The later pairings of the day appear to score better with Jordan Spieth leading the field by two shots. Having been visited by severe misfortune a couple of years ago when he twice fell into Rae’s Creek (one of the four praetorian guards of the 12th hole pivot of Amen Corner, the others being strategically placed bunkers, the inviting Azalea beds just beyond and of course a narrow, lateral running green) he knows that there are 54 more holes to play and anything can happen. Ian Poulter would agree as, having scored an unsatisfactory one over in the first round of the Houston Open a week ago, he ended up winning the tournament. Spieth knows not to get ahead of himself on this course as, although he is looking tough to beat, there is sufficient history of huge leads evaporating with just a wayward shot or two.
Before the start of play, the odds on Tiger Woods had already shifted with Jordan Spieth being the new favourite with the bookies. That position has only been further underlined with Spieth now being the firm favourite after his 66 and Woods being relegated to 20:1 with many of those in red numbers in between. As expected, there is a huge bunching of extraordinary talent within four shots of the lead. Rory McIlroy is looking very, very good and focused to complete his tryst with destiny to join the very few who have won a career grand slam. I guess his next ambition would be to win a “Tiger slam” which is to hold all four slam titles at the same time. Because of his prodigious length off the tee, his exciting courage and boldness, and his peaking at just the right time, he is the one to watch.
Matt Kuchar is looking exceptionally good in his usual understated way; he has often challenged at the Masters before and will be a serious contender this year as well. He, sort of, comes in a bit under the radar, and should he be a real possibility in the final nine, the shouts of “Koooch” from appreciative patrons will rend the air.

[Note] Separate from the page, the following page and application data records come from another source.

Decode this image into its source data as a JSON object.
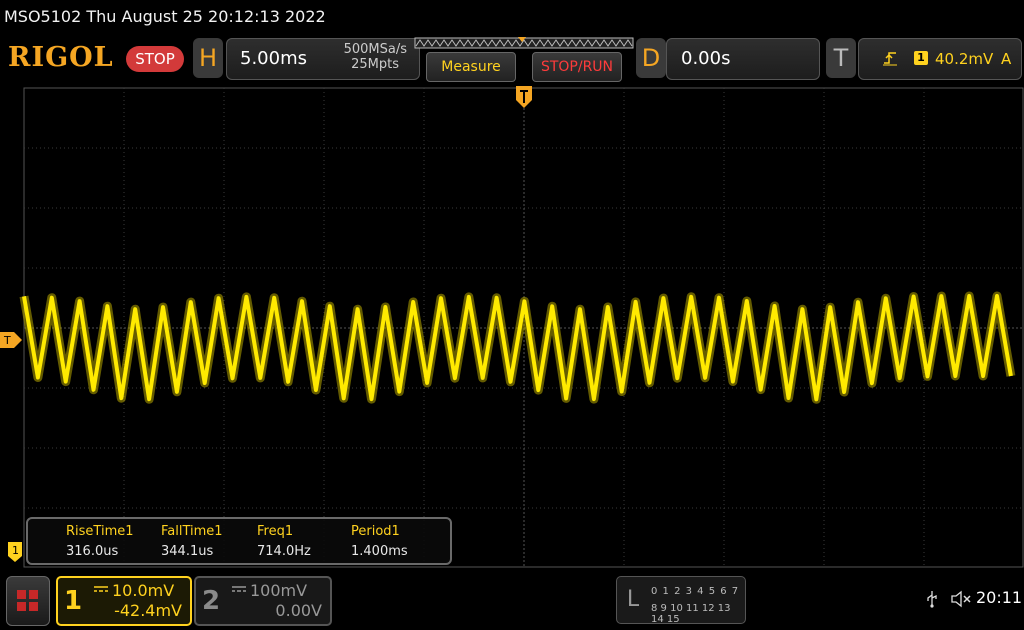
{
  "title_bar": {
    "text": "MSO5102  Thu August 25 20:12:13 2022"
  },
  "header": {
    "brand": "RIGOL",
    "run_status": "STOP",
    "horizontal": {
      "letter": "H",
      "timebase": "5.00ms",
      "sample_rate": "500MSa/s",
      "memory_depth": "25Mpts"
    },
    "measure_label": "Measure",
    "stoprun_label": "STOP/RUN",
    "delay": {
      "letter": "D",
      "value": "0.00s"
    },
    "trigger": {
      "letter": "T",
      "source": "1",
      "level": "40.2mV",
      "mode": "A"
    }
  },
  "markers": {
    "trigger_level": "T",
    "ch1": "1"
  },
  "measurements": [
    {
      "name": "RiseTime1",
      "value": "316.0us"
    },
    {
      "name": "FallTime1",
      "value": "344.1us"
    },
    {
      "name": "Freq1",
      "value": "714.0Hz"
    },
    {
      "name": "Period1",
      "value": "1.400ms"
    }
  ],
  "channels": {
    "ch1": {
      "number": "1",
      "scale": "10.0mV",
      "offset": "-42.4mV",
      "color": "#ffd21f"
    },
    "ch2": {
      "number": "2",
      "scale": "100mV",
      "offset": "0.00V",
      "color": "#8a8a8a"
    }
  },
  "logic": {
    "letter": "L",
    "row1": "0 1 2 3  4 5 6 7",
    "row2": "8 9 10 11 12 13 14 15"
  },
  "status": {
    "clock": "20:11"
  },
  "colors": {
    "accent": "#f5a623",
    "trace": "#ffe600",
    "grid": "#3a3a3a",
    "stop": "#d33a3a"
  },
  "icons": [
    "usb-icon",
    "speaker-mute-icon",
    "menu-grid-icon",
    "trigger-rising-edge-icon"
  ]
}
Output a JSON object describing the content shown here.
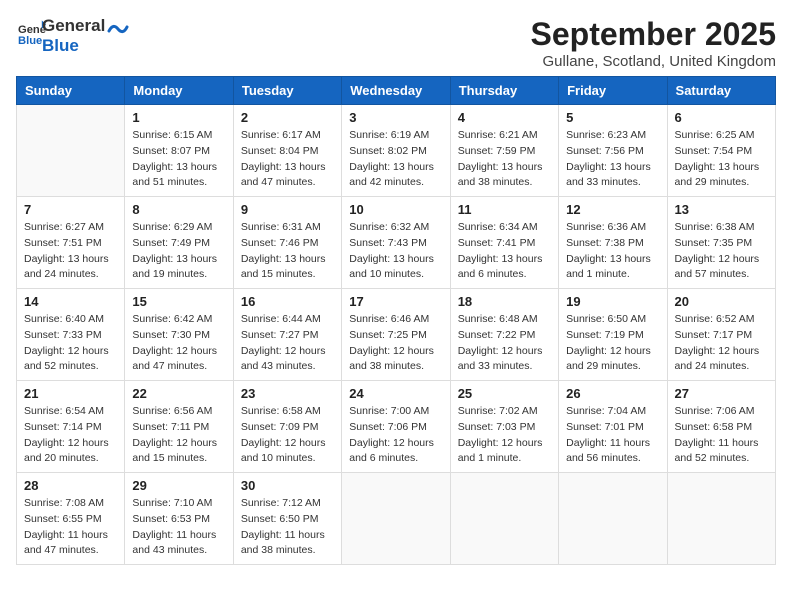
{
  "header": {
    "logo_general": "General",
    "logo_blue": "Blue",
    "month_title": "September 2025",
    "location": "Gullane, Scotland, United Kingdom"
  },
  "days_of_week": [
    "Sunday",
    "Monday",
    "Tuesday",
    "Wednesday",
    "Thursday",
    "Friday",
    "Saturday"
  ],
  "weeks": [
    [
      {
        "day": "",
        "info": ""
      },
      {
        "day": "1",
        "info": "Sunrise: 6:15 AM\nSunset: 8:07 PM\nDaylight: 13 hours and 51 minutes."
      },
      {
        "day": "2",
        "info": "Sunrise: 6:17 AM\nSunset: 8:04 PM\nDaylight: 13 hours and 47 minutes."
      },
      {
        "day": "3",
        "info": "Sunrise: 6:19 AM\nSunset: 8:02 PM\nDaylight: 13 hours and 42 minutes."
      },
      {
        "day": "4",
        "info": "Sunrise: 6:21 AM\nSunset: 7:59 PM\nDaylight: 13 hours and 38 minutes."
      },
      {
        "day": "5",
        "info": "Sunrise: 6:23 AM\nSunset: 7:56 PM\nDaylight: 13 hours and 33 minutes."
      },
      {
        "day": "6",
        "info": "Sunrise: 6:25 AM\nSunset: 7:54 PM\nDaylight: 13 hours and 29 minutes."
      }
    ],
    [
      {
        "day": "7",
        "info": "Sunrise: 6:27 AM\nSunset: 7:51 PM\nDaylight: 13 hours and 24 minutes."
      },
      {
        "day": "8",
        "info": "Sunrise: 6:29 AM\nSunset: 7:49 PM\nDaylight: 13 hours and 19 minutes."
      },
      {
        "day": "9",
        "info": "Sunrise: 6:31 AM\nSunset: 7:46 PM\nDaylight: 13 hours and 15 minutes."
      },
      {
        "day": "10",
        "info": "Sunrise: 6:32 AM\nSunset: 7:43 PM\nDaylight: 13 hours and 10 minutes."
      },
      {
        "day": "11",
        "info": "Sunrise: 6:34 AM\nSunset: 7:41 PM\nDaylight: 13 hours and 6 minutes."
      },
      {
        "day": "12",
        "info": "Sunrise: 6:36 AM\nSunset: 7:38 PM\nDaylight: 13 hours and 1 minute."
      },
      {
        "day": "13",
        "info": "Sunrise: 6:38 AM\nSunset: 7:35 PM\nDaylight: 12 hours and 57 minutes."
      }
    ],
    [
      {
        "day": "14",
        "info": "Sunrise: 6:40 AM\nSunset: 7:33 PM\nDaylight: 12 hours and 52 minutes."
      },
      {
        "day": "15",
        "info": "Sunrise: 6:42 AM\nSunset: 7:30 PM\nDaylight: 12 hours and 47 minutes."
      },
      {
        "day": "16",
        "info": "Sunrise: 6:44 AM\nSunset: 7:27 PM\nDaylight: 12 hours and 43 minutes."
      },
      {
        "day": "17",
        "info": "Sunrise: 6:46 AM\nSunset: 7:25 PM\nDaylight: 12 hours and 38 minutes."
      },
      {
        "day": "18",
        "info": "Sunrise: 6:48 AM\nSunset: 7:22 PM\nDaylight: 12 hours and 33 minutes."
      },
      {
        "day": "19",
        "info": "Sunrise: 6:50 AM\nSunset: 7:19 PM\nDaylight: 12 hours and 29 minutes."
      },
      {
        "day": "20",
        "info": "Sunrise: 6:52 AM\nSunset: 7:17 PM\nDaylight: 12 hours and 24 minutes."
      }
    ],
    [
      {
        "day": "21",
        "info": "Sunrise: 6:54 AM\nSunset: 7:14 PM\nDaylight: 12 hours and 20 minutes."
      },
      {
        "day": "22",
        "info": "Sunrise: 6:56 AM\nSunset: 7:11 PM\nDaylight: 12 hours and 15 minutes."
      },
      {
        "day": "23",
        "info": "Sunrise: 6:58 AM\nSunset: 7:09 PM\nDaylight: 12 hours and 10 minutes."
      },
      {
        "day": "24",
        "info": "Sunrise: 7:00 AM\nSunset: 7:06 PM\nDaylight: 12 hours and 6 minutes."
      },
      {
        "day": "25",
        "info": "Sunrise: 7:02 AM\nSunset: 7:03 PM\nDaylight: 12 hours and 1 minute."
      },
      {
        "day": "26",
        "info": "Sunrise: 7:04 AM\nSunset: 7:01 PM\nDaylight: 11 hours and 56 minutes."
      },
      {
        "day": "27",
        "info": "Sunrise: 7:06 AM\nSunset: 6:58 PM\nDaylight: 11 hours and 52 minutes."
      }
    ],
    [
      {
        "day": "28",
        "info": "Sunrise: 7:08 AM\nSunset: 6:55 PM\nDaylight: 11 hours and 47 minutes."
      },
      {
        "day": "29",
        "info": "Sunrise: 7:10 AM\nSunset: 6:53 PM\nDaylight: 11 hours and 43 minutes."
      },
      {
        "day": "30",
        "info": "Sunrise: 7:12 AM\nSunset: 6:50 PM\nDaylight: 11 hours and 38 minutes."
      },
      {
        "day": "",
        "info": ""
      },
      {
        "day": "",
        "info": ""
      },
      {
        "day": "",
        "info": ""
      },
      {
        "day": "",
        "info": ""
      }
    ]
  ]
}
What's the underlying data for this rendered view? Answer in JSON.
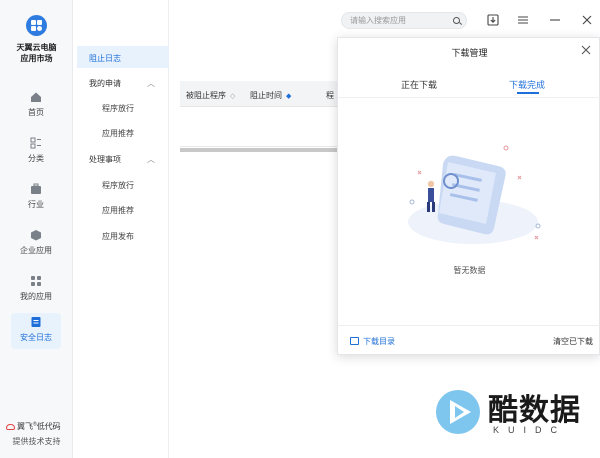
{
  "app": {
    "brand_title": "天翼云电脑\n应用市场",
    "footer_brand": "翼飞",
    "footer_brand_suffix": "低代码",
    "footer_sub": "提供技术支持"
  },
  "rail": {
    "items": [
      {
        "label": "首页",
        "icon": "home-icon"
      },
      {
        "label": "分类",
        "icon": "category-icon"
      },
      {
        "label": "行业",
        "icon": "briefcase-icon"
      },
      {
        "label": "企业应用",
        "icon": "cube-icon"
      },
      {
        "label": "我的应用",
        "icon": "apps-grid-icon"
      },
      {
        "label": "安全日志",
        "icon": "log-icon",
        "active": true
      }
    ]
  },
  "subnav": {
    "selected": "阻止日志",
    "groups": [
      {
        "label": "我的申请",
        "chevron": "︿",
        "items": [
          "程序放行",
          "应用推荐"
        ]
      },
      {
        "label": "处理事项",
        "chevron": "︿",
        "items": [
          "程序放行",
          "应用推荐",
          "应用发布"
        ]
      }
    ]
  },
  "table": {
    "columns": [
      "被阻止程序",
      "阻止时间",
      "程"
    ],
    "sort_glyph": "◇",
    "sort_active_glyph": "◆"
  },
  "search": {
    "placeholder": "请输入搜索应用"
  },
  "download_panel": {
    "title": "下载管理",
    "tabs": [
      "正在下载",
      "下载完成"
    ],
    "active_tab": 1,
    "empty_text": "暂无数据",
    "dir_label": "下载目录",
    "clear_label": "清空已下载"
  },
  "watermark": {
    "text": "酷数据",
    "sub": "KUIDC"
  },
  "colors": {
    "accent": "#1e6fd9",
    "active_bg": "#e8f2fd"
  }
}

Last year’s champion Garcia is out of the race for sure (unless he shoots a record breaking 62 on the Friday and then repeats that on the weekend); Justin Rose who had lost to him in last year’s playoff, birdied the 18th to reach level par and to indicate his clear intent of rectifying last year’s Green Jacket being virtually ripped off his shoulders. And of course, Phil Mickelson is very much in the running for his own tryst with destiny.
Despite the fact that the playing conditions were sunny and perfect with not much wind, there were only 20 out of 87 players who shot under par. The greens were faster than during the practice rounds and the pin positions such that really low scoring was difficult. On Sunday they will be even more strategically located where precise placement of approach shots will be rewarded and anything even a foot or two off may drift 60-70 feet away into three putt territory.
The stage is being set by the puppeteers according to the script that is written by the ultimate dramatist. He (she) will weigh and measure each man’s worthiness and determine how the slings and arrows of outrageous misfortune might evade the selected winner. That gauntlet, through which all challengers must pass, is being prepared even as we retire for the night. The second act is tomorrow; there will be many side stories to the main one which will certainly exclude half this field. Wait and see.